Senate panel told market forces causing West Coast gasoline woes
Oil companies are not gouging motorists on the West Coast, industry officials told Congress Wednesday. Instead, too many recipes for reformulated gasoline and a constrained gasoline delivery system are to blame for higher gasoline prices, an official with BP PLC told a Senate subcommittee's oversight hearing.
By Maureen Lorenzetti
WASHINGTON, DC, Apr. 26 -- Oil companies are not gouging motorists on the West Coast, industry officials told Congress Wednesday.
Instead, too many recipes for reformulated gasoline and a constrained gasoline delivery system are to blame for higher gasoline prices, an official with BP PLC told the Senate Subcommittee on Consumer Affairs, Foreign Commerce, and Tourism.
The subcommittee held the hearing to determine why West Coast gasoline prices are on average so much higher than the rest of the country, and to get an update on the Federal Trade Commission's 30-month investigation of that market. FTC officials said their report would be released next month.
FTC sought information from BP because of its dominant position in the West Coast market, although other companies with a large West Coast presence such as Chevron Corp. and Unocal Corp. also have provided data to the agency, industry sources say.
Senators on the subcommittee, especially those from Western states, said they were frustrated with the slow pace of the investigation. FTC Chairman Robert Pitofsky explained his agency has been "cautious" because of the complicated nature of gasoline markets.
BP Regional Pres. Bob Malone told the subcommittee his company has "fully cooperated" with the FTC and "believe[s] the evidence will show that BP is one of the most competitive marketers in the region and show no evidence of wrongdoing, similar to findings from past investigations."
Agency officials have said the focus of their investigation is on "red-lining," a downstream marketing practice in which refiners give wholesale gasoline marketers one price but instruct them to sell the fuel at a higher price to some retail station owners in a specific local market. FTC said it has evidence to show some companies do red-line, but it is analyzing whether the practice is illegal under US antitrust laws.
But BP said its distributor supply contracts do not contain territorial restrictions, and on the West Coast, "We have very few distributor supply agreements and this practice does not apply to us."

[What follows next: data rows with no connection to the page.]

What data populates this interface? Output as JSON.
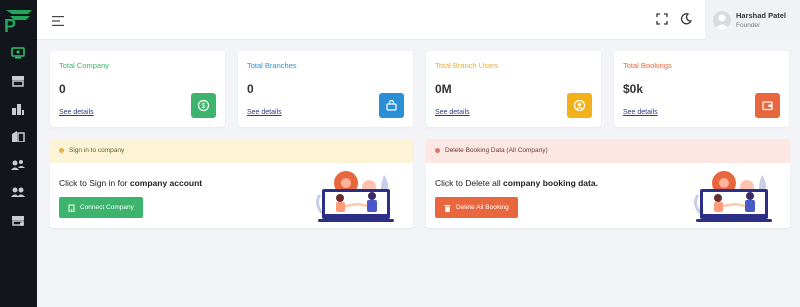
{
  "header": {
    "user_name": "Harshad Patel",
    "user_role": "Founder"
  },
  "sidebar": {
    "logo_letter": "P",
    "items": [
      "dashboard-icon",
      "store-icon",
      "buildings-icon",
      "factory-icon",
      "users-add-icon",
      "users-group-icon",
      "booking-icon"
    ]
  },
  "stats": [
    {
      "title": "Total Company",
      "value": "0",
      "link": "See details",
      "color": "#3db46d",
      "icon": "dollar-icon"
    },
    {
      "title": "Total Branches",
      "value": "0",
      "link": "See details",
      "color": "#2b8fd6",
      "icon": "bag-icon"
    },
    {
      "title": "Total Branch Users",
      "value": "0M",
      "link": "See details",
      "color": "#f2b01a",
      "icon": "user-circle-icon"
    },
    {
      "title": "Total Bookings",
      "value": "$0k",
      "link": "See details",
      "color": "#e9673f",
      "icon": "wallet-icon"
    }
  ],
  "actions": [
    {
      "header": "Sign in to company",
      "text_prefix": "Click to Sign in for ",
      "text_bold": "company account",
      "button": "Connect Company",
      "header_bg": "#fdf4d8",
      "header_color": "#6b5a1e",
      "button_color": "#3db46d"
    },
    {
      "header": "Delete Booking Data (All Company)",
      "text_prefix": "Click to Delete all ",
      "text_bold": "company booking data.",
      "button": "Delete All Booking",
      "header_bg": "#fde7e3",
      "header_color": "#6e3a33",
      "button_color": "#e9673f"
    }
  ]
}
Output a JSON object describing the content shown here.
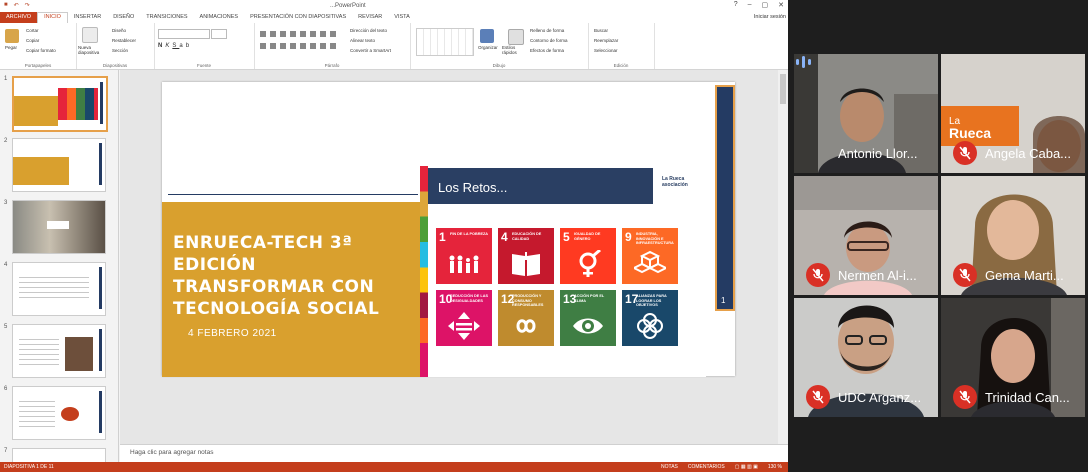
{
  "app": {
    "window_title": "...PowerPoint",
    "ribbon_tabs": [
      "ARCHIVO",
      "INICIO",
      "INSERTAR",
      "DISEÑO",
      "TRANSICIONES",
      "ANIMACIONES",
      "PRESENTACIÓN CON DIAPOSITIVAS",
      "REVISAR",
      "VISTA"
    ],
    "active_tab": "INICIO",
    "signin": "Iniciar sesión",
    "groups": {
      "clipboard": {
        "label": "Portapapeles",
        "paste": "Pegar",
        "cut": "Cortar",
        "copy": "Copiar",
        "format": "Copiar formato"
      },
      "slides": {
        "label": "Diapositivas",
        "new": "Nueva diapositiva",
        "layout": "Diseño",
        "reset": "Restablecer",
        "section": "Sección"
      },
      "font": {
        "label": "Fuente"
      },
      "paragraph": {
        "label": "Párrafo",
        "direction": "Dirección del texto",
        "align": "Alinear texto",
        "smartart": "Convertir a SmartArt"
      },
      "drawing": {
        "label": "Dibujo",
        "arrange": "Organizar",
        "quick_styles": "Estilos rápidos",
        "fill": "Relleno de forma",
        "outline": "Contorno de forma",
        "effects": "Efectos de forma"
      },
      "editing": {
        "label": "Edición",
        "find": "Buscar",
        "replace": "Reemplazar",
        "select": "Seleccionar"
      }
    },
    "thumbnails": [
      "1",
      "2",
      "3",
      "4",
      "5",
      "6",
      "7"
    ],
    "notes_placeholder": "Haga clic para agregar notas",
    "status_left": "DIAPOSITIVA 1 DE 11",
    "status_notes": "NOTAS",
    "status_comments": "COMENTARIOS",
    "zoom": "130 %"
  },
  "slide": {
    "title_lines": [
      "ENRUECA-TECH 3ª EDICIÓN",
      "TRANSFORMAR CON",
      "TECNOLOGÍA SOCIAL"
    ],
    "date": "4 FEBRERO 2021",
    "goals_heading": "Los Retos...",
    "logo": "La Rueca asociación",
    "page_number": "1",
    "goals": [
      {
        "num": "1",
        "label": "FIN DE LA POBREZA",
        "color": "#e5243b"
      },
      {
        "num": "4",
        "label": "EDUCACIÓN DE CALIDAD",
        "color": "#c5192d"
      },
      {
        "num": "5",
        "label": "IGUALDAD DE GÉNERO",
        "color": "#ff3a21"
      },
      {
        "num": "9",
        "label": "INDUSTRIA, INNOVACIÓN E INFRAESTRUCTURA",
        "color": "#fd6925"
      },
      {
        "num": "10",
        "label": "REDUCCIÓN DE LAS DESIGUALDADES",
        "color": "#dd1367"
      },
      {
        "num": "12",
        "label": "PRODUCCIÓN Y CONSUMO RESPONSABLES",
        "color": "#bf8b2e"
      },
      {
        "num": "13",
        "label": "ACCIÓN POR EL CLIMA",
        "color": "#3f7e44"
      },
      {
        "num": "17",
        "label": "ALIANZAS PARA LOGRAR LOS OBJETIVOS",
        "color": "#19486a"
      }
    ]
  },
  "meeting": {
    "participants": [
      {
        "name": "Antonio Llor...",
        "muted": false
      },
      {
        "name": "Angela Caba...",
        "muted": true
      },
      {
        "name": "Nermen Al-i...",
        "muted": true
      },
      {
        "name": "Gema Marti...",
        "muted": true
      },
      {
        "name": "UDC Arganz...",
        "muted": true
      },
      {
        "name": "Trinidad Can...",
        "muted": true
      }
    ]
  }
}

BP said it does use prize zones, in which all branded facilities in a specific market receive the same wholesale price, "to meet competition and comply with the law."
Malone also said that documents given FTC in connection with the company's acquisition of Atlantic Richfield Co. do not reflect illegal or improper conduct as some press reports suggested.
He said some of the documents, which detailed BP's Alaskan North Slope crude trading overseas, were "unfortunately worded." However, he said the FTC, in approving the BP-ARCO merger, made "no allegations that exports were illegal."
Additionally, BP's ANS exports have not been a factor in West Coast gasoline prices, as previously determined by the General Accounting Office, Malone said. Nevertheless, BP has no plans to export ANS crude at this time, he said.
Some senators, however, said they were unconvinced. Sen. Ron Wyden (D-Ore.) complained merger documents given to FTC show numerous "smoking guns" that show the company "gouged" consumers.
Wyden and a handful of other West Coast Democratic senators are urging the administration to re-impose a ban on ANS crude exports. No hearings have been held on the matter, however.
Contact Maureen Lorenzetti at maureenl@OGJOnline.com